Many customers view a virtual private cloud (VPC) as a cost effective option that improves data management and workflow operations, simplifies access to on demand software services and off-loads their data to another site, which helps with their data backup and disaster recovery strategy. On the other hand, many companies prefer complete control of their IT infrastructure and the data running on their systems. These are some of the issues customers weigh when they compare a VPC solution to an on-premise data center.
When value added resellers (VARs) pitch these two approaches to customers, they’ll want to evaluate a company’s overall business strategy and their ability to implement and manage an on-premise data center. For companies leaning toward upgrading their on-premise solution, they’ll have to be sure that they are prepared for the initial cost of purchasing hardware, software and networking equipment. They’ll also need an IT staff capable of implementing the technology and operating and maintaining the system.
A VPC offers a different computing model. By using a multi-tenant architecture that separates a configurable pool of shared computing resources for each customer, a VPC supports a private cloud offering in a public cloud environment. In this model, customers pay a subscription fee for the use of servers, storage, networking, bandwidth and software services that are housed in a separate facility run by the cloud provider. A VPC provides customers with the ability to easily increase their computing resources as their business grows without paying for added hardware and software to manage their business needs.
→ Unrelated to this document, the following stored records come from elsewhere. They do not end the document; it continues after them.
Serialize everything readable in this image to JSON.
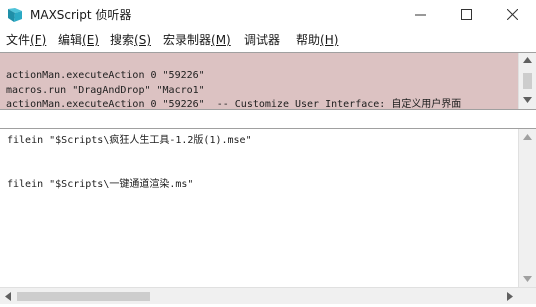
{
  "window": {
    "title": "MAXScript 侦听器",
    "icon": "3dsmax-icon"
  },
  "menu": [
    {
      "label": "文件",
      "mnemonic": "(F)"
    },
    {
      "label": "编辑",
      "mnemonic": "(E)"
    },
    {
      "label": "搜索",
      "mnemonic": "(S)"
    },
    {
      "label": "宏录制器",
      "mnemonic": "(M)"
    },
    {
      "label": "调试器",
      "mnemonic": ""
    },
    {
      "label": "帮助",
      "mnemonic": "(H)"
    }
  ],
  "listener_lines": [
    "actionMan.executeAction 0 \"59226\"",
    "macros.run \"DragAndDrop\" \"Macro1\"",
    "actionMan.executeAction 0 \"59226\"  -- Customize User Interface: 自定义用户界面"
  ],
  "editor_lines": [
    "filein \"$Scripts\\疯狂人生工具-1.2版(1).mse\"",
    "filein \"$Scripts\\一键通道渲染.ms\""
  ],
  "colors": {
    "listener_bg": "#dcc2c2",
    "editor_bg": "#ffffff"
  }
}
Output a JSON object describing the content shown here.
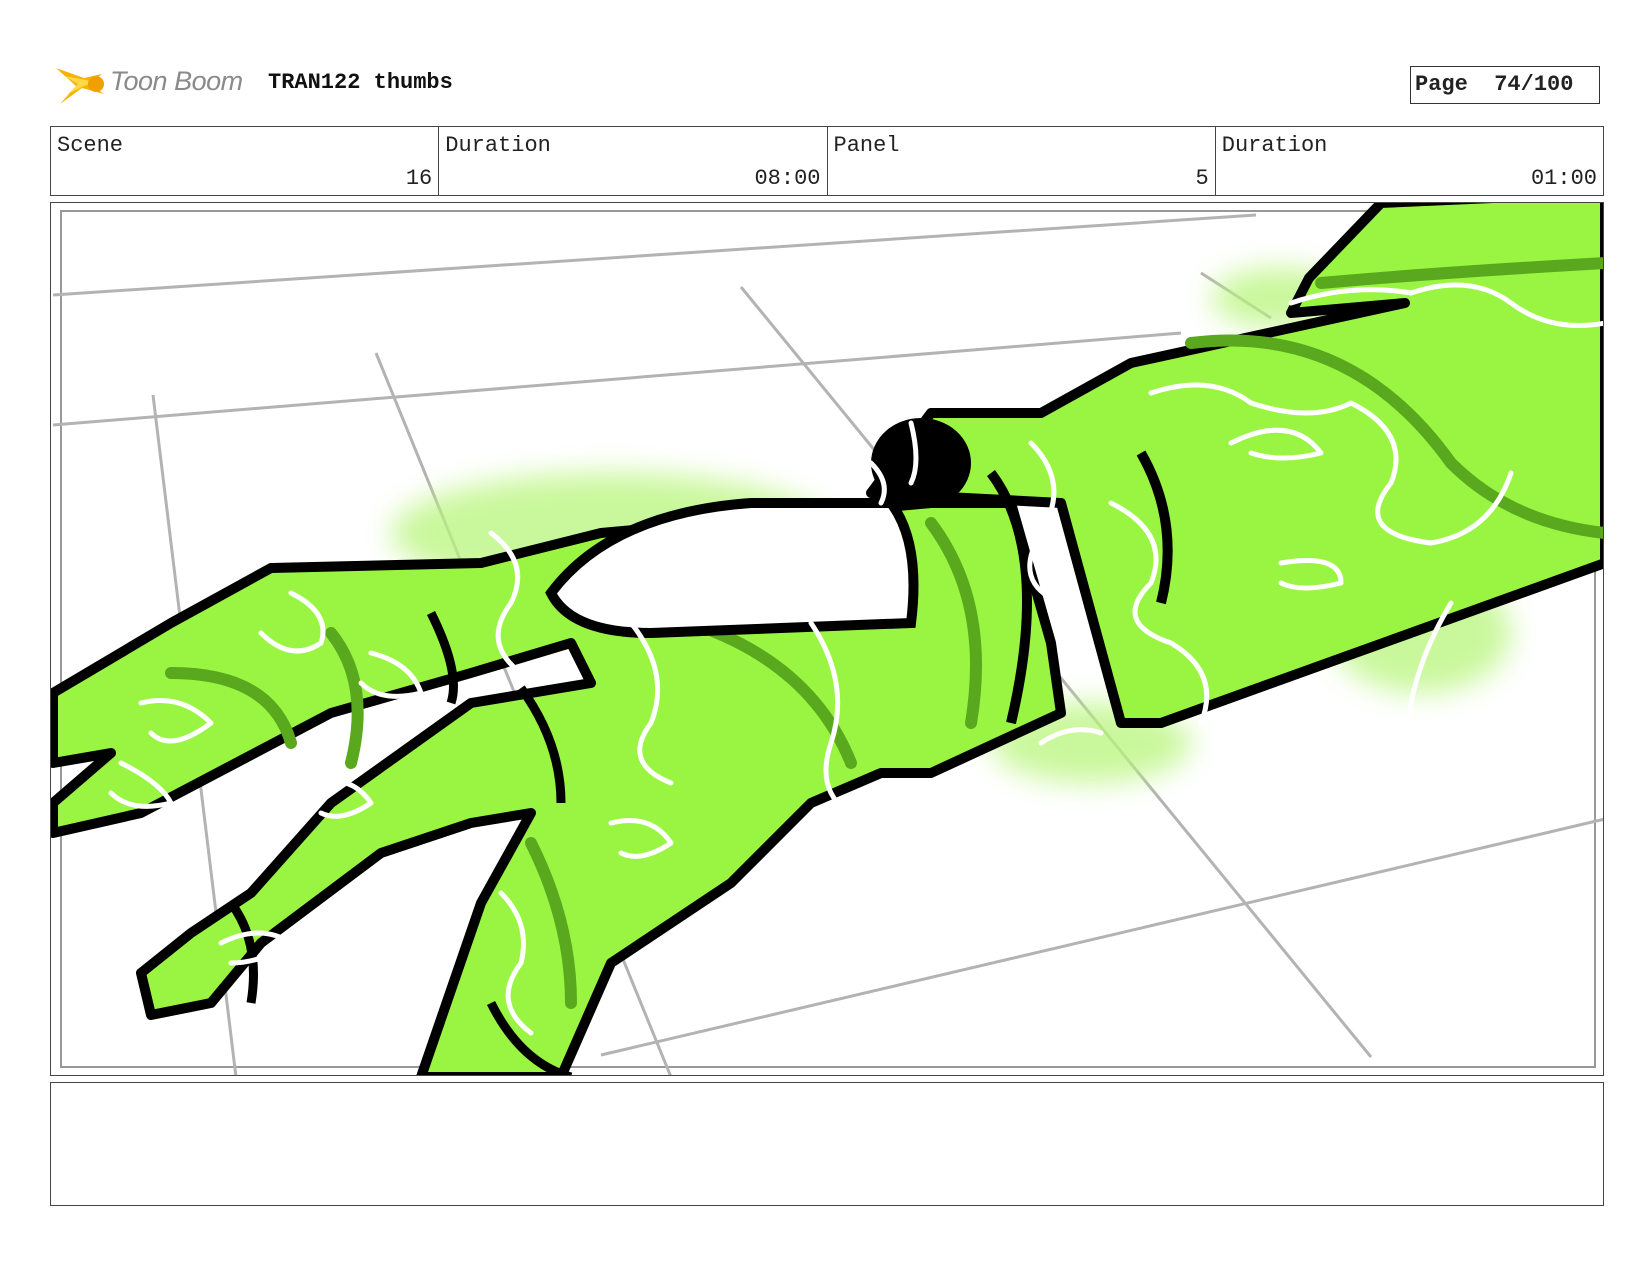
{
  "header": {
    "logo_text": "Toon Boom",
    "title": "TRAN122 thumbs",
    "page_label": "Page",
    "page_value": "74/100"
  },
  "info": {
    "scene_label": "Scene",
    "scene_value": "16",
    "scene_duration_label": "Duration",
    "scene_duration_value": "08:00",
    "panel_label": "Panel",
    "panel_value": "5",
    "panel_duration_label": "Duration",
    "panel_duration_value": "01:00"
  },
  "colors": {
    "alien_green": "#99f542",
    "shade_green": "#5aa81e",
    "ink": "#000000",
    "grid_grey": "#b3b3b3",
    "logo_orange": "#f5a800"
  },
  "notes": {
    "text": ""
  }
}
As integrators think about which model to pitch, it’s important to understand that customers have different storage needs, different business strategies and different expectations.
Because there are so many issues to consider when mulling over whether a company wants to off-load their data to the cloud or keep their information on-premise, here are some key considerations that integrators should keep in mind as they gauge which model is the best one to pitch to customers that have different business requirements.
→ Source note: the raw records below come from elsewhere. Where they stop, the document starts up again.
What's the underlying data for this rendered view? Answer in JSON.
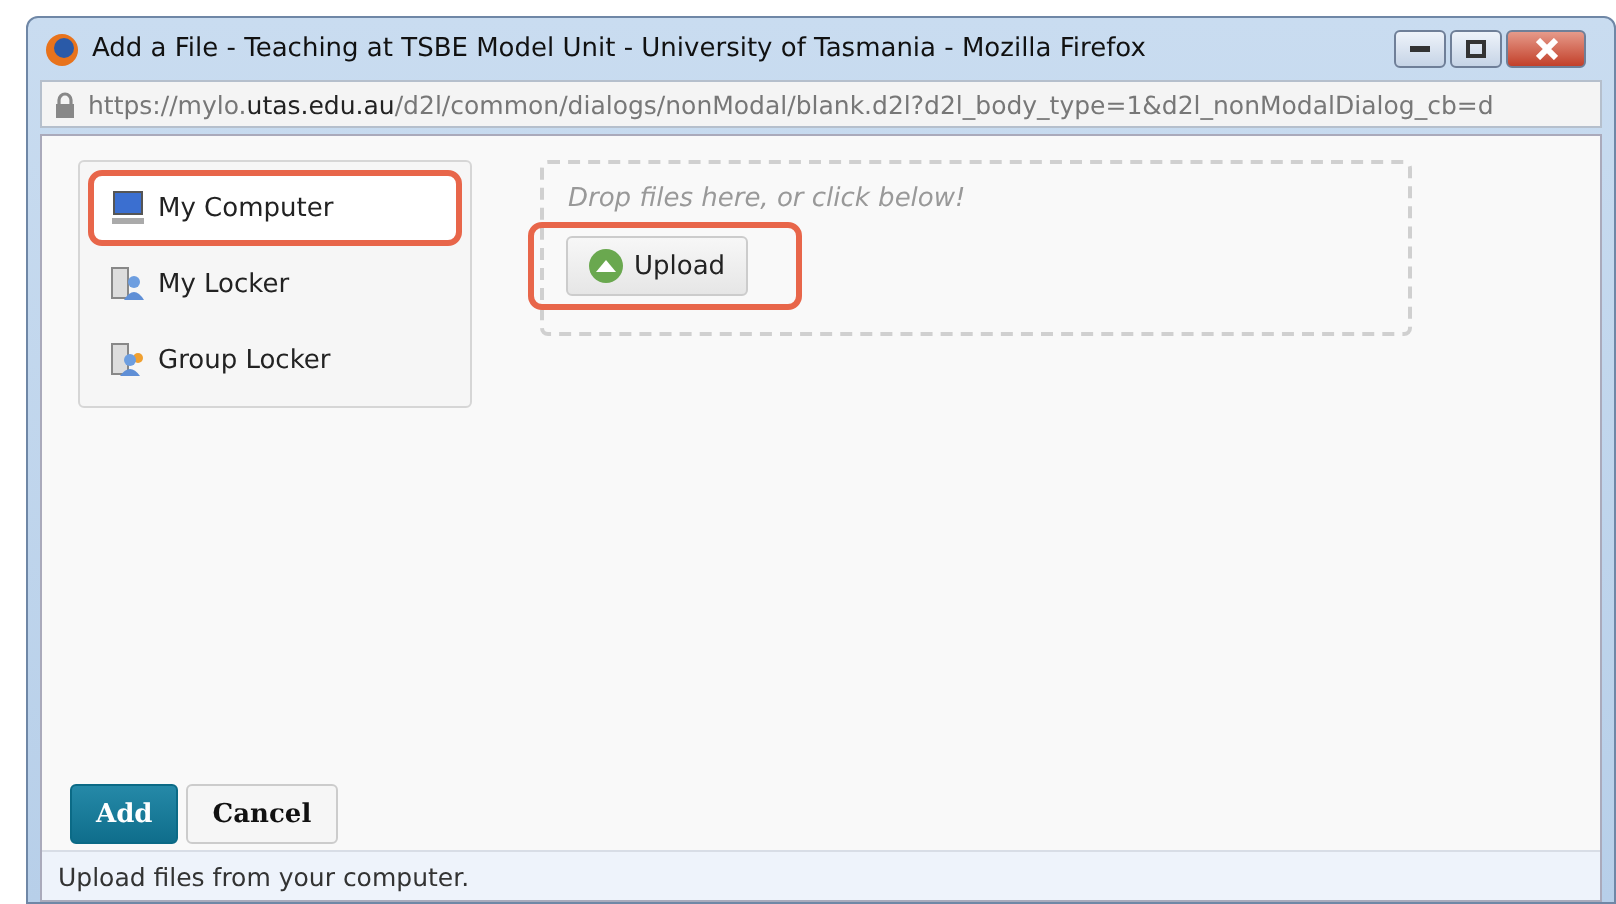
{
  "window": {
    "title": "Add a File - Teaching at TSBE Model Unit - University of Tasmania - Mozilla Firefox"
  },
  "address_bar": {
    "prefix": "https://mylo.",
    "domain": "utas.edu.au",
    "path": "/d2l/common/dialogs/nonModal/blank.d2l?d2l_body_type=1&d2l_nonModalDialog_cb=d"
  },
  "sources": [
    {
      "label": "My Computer",
      "kind": "computer",
      "selected": true
    },
    {
      "label": "My Locker",
      "kind": "locker",
      "selected": false
    },
    {
      "label": "Group Locker",
      "kind": "group",
      "selected": false
    }
  ],
  "drop_zone": {
    "hint": "Drop files here, or click below!",
    "upload": {
      "label": "Upload",
      "highlighted": true
    }
  },
  "buttons": [
    {
      "label": "Add",
      "kind": "primary"
    },
    {
      "label": "Cancel",
      "kind": "secondary"
    }
  ],
  "status_bar": "Upload files from your computer."
}
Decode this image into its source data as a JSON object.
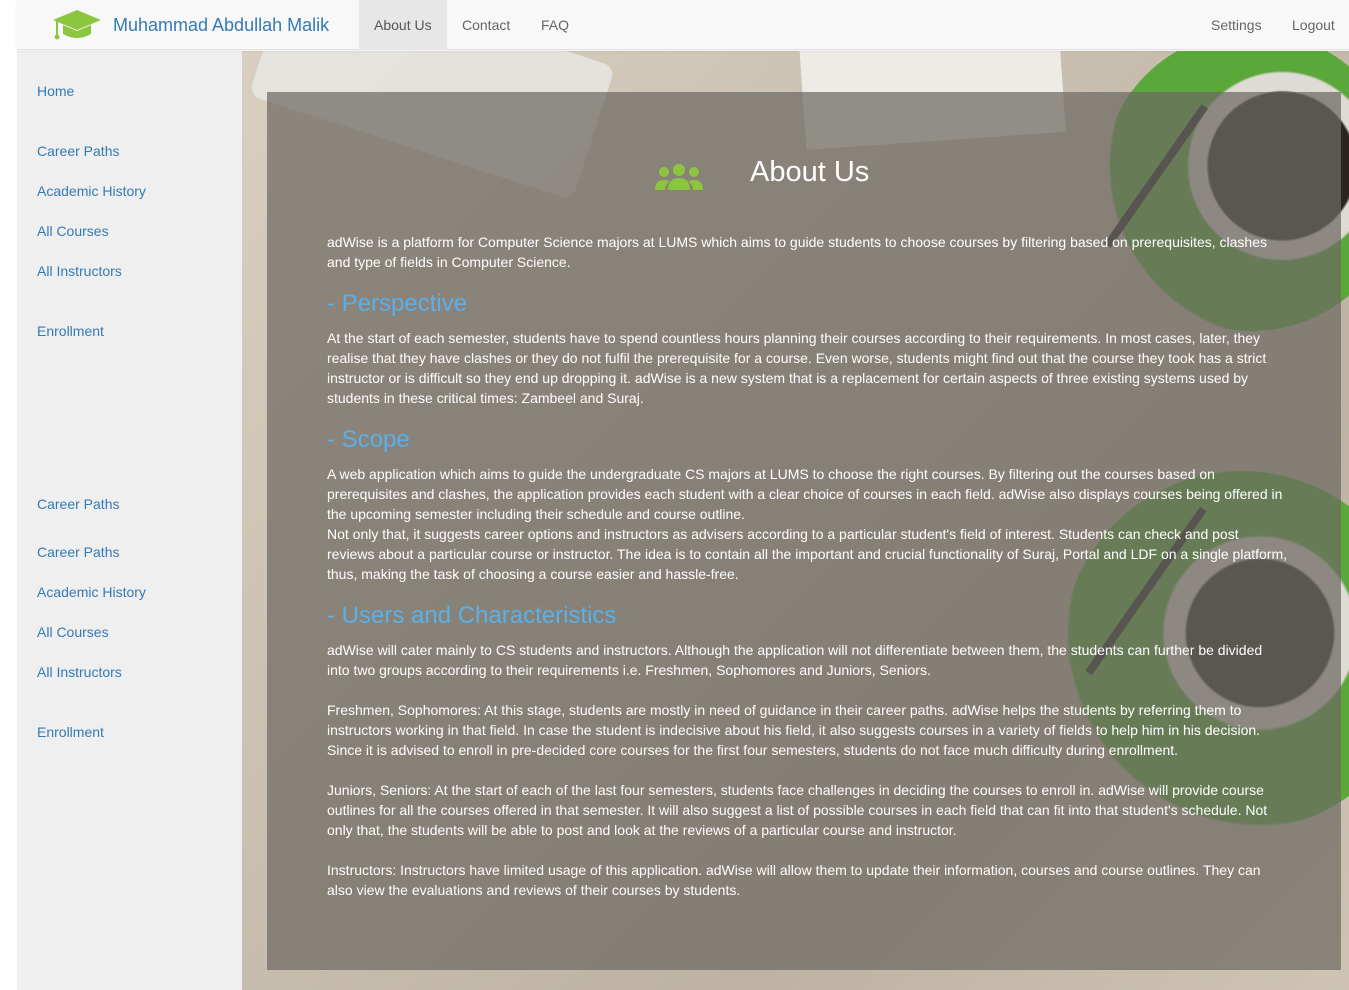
{
  "navbar": {
    "brand": "Muhammad Abdullah Malik",
    "items": [
      "About Us",
      "Contact",
      "FAQ"
    ],
    "active": "About Us",
    "right_items": [
      "Settings",
      "Logout"
    ]
  },
  "sidebar": {
    "group1": [
      "Home",
      "Career Paths",
      "Academic History",
      "All Courses",
      "All Instructors",
      "Enrollment"
    ],
    "group2": [
      "Career Paths",
      "Career Paths",
      "Academic History",
      "All Courses",
      "All Instructors",
      "Enrollment"
    ]
  },
  "main": {
    "title": "About Us",
    "intro": "adWise is a platform for Computer Science majors at LUMS which aims to guide students to choose courses by filtering based on prerequisites, clashes and type of fields in Computer Science.",
    "perspective_heading": "- Perspective",
    "perspective": "At the start of each semester, students have to spend countless hours planning their courses according to their requirements. In most cases, later, they realise that they have clashes or they do not fulfil the prerequisite for a course. Even worse, students might find out that the course they took has a strict instructor or is difficult so they end up dropping it. adWise is a new system that is a replacement for certain aspects of three existing systems used by students in these critical times: Zambeel and Suraj.",
    "scope_heading": "- Scope",
    "scope_p1": "A web application which aims to guide the undergraduate CS majors at LUMS to choose the right courses. By filtering out the courses based on prerequisites and clashes, the application provides each student with a clear choice of courses in each field. adWise also displays courses being offered in the upcoming semester including their schedule and course outline.",
    "scope_p2": "Not only that, it suggests career options and instructors as advisers according to a particular student's field of interest. Students can check and post reviews about a particular course or instructor. The idea is to contain all the important and crucial functionality of Suraj, Portal and LDF on a single platform, thus, making the task of choosing a course easier and hassle-free.",
    "users_heading": "- Users and Characteristics",
    "users_p1": "adWise will cater mainly to CS students and instructors. Although the application will not differentiate between them, the students can further be divided into two groups according to their requirements i.e. Freshmen, Sophomores and Juniors, Seniors.",
    "users_p2": "Freshmen, Sophomores: At this stage, students are mostly in need of guidance in their career paths. adWise helps the students by referring them to instructors working in that field. In case the student is indecisive about his field, it also suggests courses in a variety of fields to help him in his decision. Since it is advised to enroll in pre-decided core courses for the first four semesters, students do not face much difficulty during enrollment.",
    "users_p3": "Juniors, Seniors: At the start of each of the last four semesters, students face challenges in deciding the courses to enroll in. adWise will provide course outlines for all the courses offered in that semester. It will also suggest a list of possible courses in each field that can fit into that student's schedule. Not only that, the students will be able to post and look at the reviews of a particular course and instructor.",
    "users_p4": "Instructors: Instructors have limited usage of this application. adWise will allow them to update their information, courses and course outlines. They can also view the evaluations and reviews of their courses by students."
  },
  "colors": {
    "accent": "#337ab7",
    "heading": "#5bb0e8",
    "icon_green": "#8cc63f"
  },
  "icons": [
    "graduation-cap-icon",
    "people-icon"
  ]
}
1. What do your customers want?
Integrators will have to listen to their customer’s needs before they can make a reasonable pitch for why a customer should move to the cloud or stay with an on-premise strategy. If a customer tells you they can’t afford to hire more IT staff or spend more in hardware, then you’ll know that cost considerations are in play and a VPC model may be a better fit. If a customer says they want confidential data managed internally, or they intend to have complete control over their entire IT infrastructure, including add-ons and security, then you know they are leaning toward an on-premise solution. Listening to your customer’s concerns will help you understand which approach is best suited for their needs.
2. Costs considerations.
The cost of establishing an on-premise data center is one of the most significant factors in determining which approach is best for a customer. There are substantial upfront costs in servers, storage and networking equipment, as well as software and personnel. However overhead costs such as data center space, utility and bandwidth costs also need to be taken into consideration. Over time there are also costs associated with upgrading to newer versions of hardware and software. An on-premise solution also comes with a longer period for return on investment. Many companies, particularly small to medium-sized businesses, are more likely to choose a VPC solution over an on-premise data center, because they can’t afford an on-premise solution.
3. Is your customer experiencing significant data management challenges?
There are many organizations that have seen a significant spike in their electronic data in recent years. For example, through a federal government incentive program that encourages medical facilities to adopt electronic health records, hospitals and physician offices have moved from paper-based systems to digitized medical records. Additionally, in recent year’s medical images such as X-rays, CT scans and MRIs are being stored in an electronic format. During the past five years hospitals and physician offices are managing larger quantities of electronic data, which translates to greater storage and server needs and more bandwidth. As integrators advise customers on cloud or on-premise solutions they’ll have to understand their big data growth patterns.
4. Backup and disaster recovery planning.
Many organizations are mulling over contingency planning in the case of a disaster such as a hurricane or a tornado. Developing a data backup and disaster recovery plan may involve a customer’s preference for having their data backed up at a site in a different location. Business continuity is a growing concern. This being the case, a VPC can offer services that involve data being backed up into the cloud and restored to on-premises hardware in the event of a disaster.
These are a few of the many considerations that VARs will have to consider as they seek to find out which option – a VPC or an on-premise data center – is the better data management model to pitch to a customer. As VARs discuss these two approaches, they’ll find they can help customers gain a greater understanding of the pros and cons of each model, which in turn will help customers make the best decisions that meet their specific business needs.